A supply squeeze in memory chips is hampering Lenovo Group Ltd.'s turnaround strategy, pushing the PC and phone maker to its first quarterly loss in nearly two years.
Lenovo Chief Executive Yang Yuanqing said a sustained rise in the cost of memory chips hurt profitability across all of the company's major business lines. He said the duration of the price increases--lasting in some cases more than a year--is unprecedented.
"We have never seen this situation in the past," Mr. Yang said in an interview. "Many materials costs, like memory, have increased for a couple of quarters, or even for over more than a year. That's a significant impact on the industry's profitability."
Surging demand for memory chips has led to shortages and higher prices of these components across the electronics industry. The tighter supply has been a boost for the bottom lines of manufacturers like Samsung Electronics Co. and Intel Corp., the world's top makers of semiconductors.
But the higher costs have squeezed Lenovo's margins, contributing to a fiscal first-quarter loss of $72 million, down from profit of $173 million in the same quarter last year. Revenue edged down to $10.01 billion from $10.06 billion.
The company has had difficulty passing the higher costs onto customers because prices for most large customers are set by long-term contracts, Mr. Yang said.
The quarterly loss is a setback for Lenovo's turnaround plan as it grapples with sustained slowdown in sales of PCs--its biggest source of profit and revenue--as well as a slowing mobile-phone market.

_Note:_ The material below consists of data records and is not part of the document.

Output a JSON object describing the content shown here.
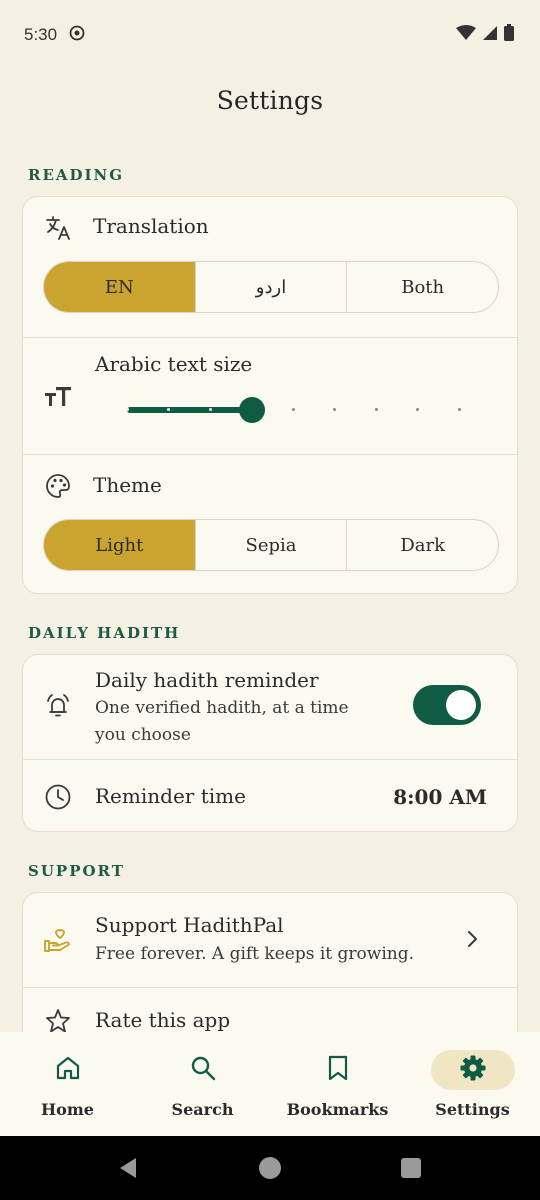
{
  "status_bar": {
    "time": "5:30"
  },
  "page": {
    "title": "Settings"
  },
  "sections": {
    "reading": "READING",
    "daily_hadith": "DAILY HADITH",
    "support": "SUPPORT"
  },
  "reading": {
    "translation": {
      "label": "Translation",
      "options": [
        "EN",
        "اردو",
        "Both"
      ],
      "selected": "EN"
    },
    "arabic_text_size": {
      "label": "Arabic text size",
      "steps": 9,
      "selected_step": 3
    },
    "theme": {
      "label": "Theme",
      "options": [
        "Light",
        "Sepia",
        "Dark"
      ],
      "selected": "Light"
    }
  },
  "daily_hadith": {
    "reminder": {
      "label": "Daily hadith reminder",
      "sublabel_line1": "One verified hadith, at a time",
      "sublabel_line2": "you choose",
      "enabled": true
    },
    "reminder_time": {
      "label": "Reminder time",
      "value": "8:00 AM"
    }
  },
  "support": {
    "support_item": {
      "label": "Support HadithPal",
      "sublabel": "Free forever. A gift keeps it growing."
    },
    "rate_item": {
      "label": "Rate this app"
    }
  },
  "bottom_nav": {
    "items": [
      {
        "label": "Home",
        "icon": "home-icon"
      },
      {
        "label": "Search",
        "icon": "search-icon"
      },
      {
        "label": "Bookmarks",
        "icon": "bookmark-icon"
      },
      {
        "label": "Settings",
        "icon": "gear-icon"
      }
    ],
    "active": "Settings"
  },
  "colors": {
    "background": "#f5f0e4",
    "accent_green": "#0f5b43",
    "accent_gold": "#caa42e",
    "nav_active_pill": "#f0e6c4"
  }
}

It has also been wrestling with the troubled acquisitions of U.S. phone brand Motorola and the low-end server business from IBM, which it has struggled to make competitive.
In the PC business, Lenovo this year lost the title of top global seller of personal computers, slipping to No. 2 behind rival HP Inc. It said its phone market share stood at 3.2%, well behind top rivals Apple Inc. and Samsung.
The company said earlier this year that it would install new management in China to better compete in the fiercely competitive, and slowing, gadgets-and-electronics business.
Lenovo reported a continued slowdown in PC and tablet sales, which fell 7% to 14.5 million units in the quarter.
Mr. Yang said the company plans to turn around the performance of the its mobile business in the second half of the fiscal year. The firm's mobile business reported an operational loss before taxes of $129 million during the quarter.
Write to Dan Strumpf at email@example.com
(END) Dow Jones Newswires
August 18, 2017 01:38 ET (05:38 GMT)